EXERCISE OBJECTIVE ▸ Each line in the listing below that contains "Sample" should be returned.

DATA UNDER STUDY ▸
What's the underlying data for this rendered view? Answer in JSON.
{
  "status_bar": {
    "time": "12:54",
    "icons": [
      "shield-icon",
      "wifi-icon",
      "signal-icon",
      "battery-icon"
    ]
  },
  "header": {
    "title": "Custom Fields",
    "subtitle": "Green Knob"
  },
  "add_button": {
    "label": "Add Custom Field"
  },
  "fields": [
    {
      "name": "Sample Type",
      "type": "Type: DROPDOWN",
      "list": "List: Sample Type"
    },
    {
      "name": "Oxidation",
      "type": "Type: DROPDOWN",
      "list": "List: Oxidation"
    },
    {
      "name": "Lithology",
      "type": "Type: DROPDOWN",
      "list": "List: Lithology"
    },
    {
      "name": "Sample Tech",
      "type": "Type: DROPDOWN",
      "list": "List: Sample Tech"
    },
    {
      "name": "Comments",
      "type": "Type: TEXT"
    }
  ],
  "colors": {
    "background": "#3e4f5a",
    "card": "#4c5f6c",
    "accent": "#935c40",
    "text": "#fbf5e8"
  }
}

YOUR RESPONSE ▸
      "name": "Sample Type",
      "list": "List: Sample Type"
      "name": "Sample Tech",
      "list": "List: Sample Tech"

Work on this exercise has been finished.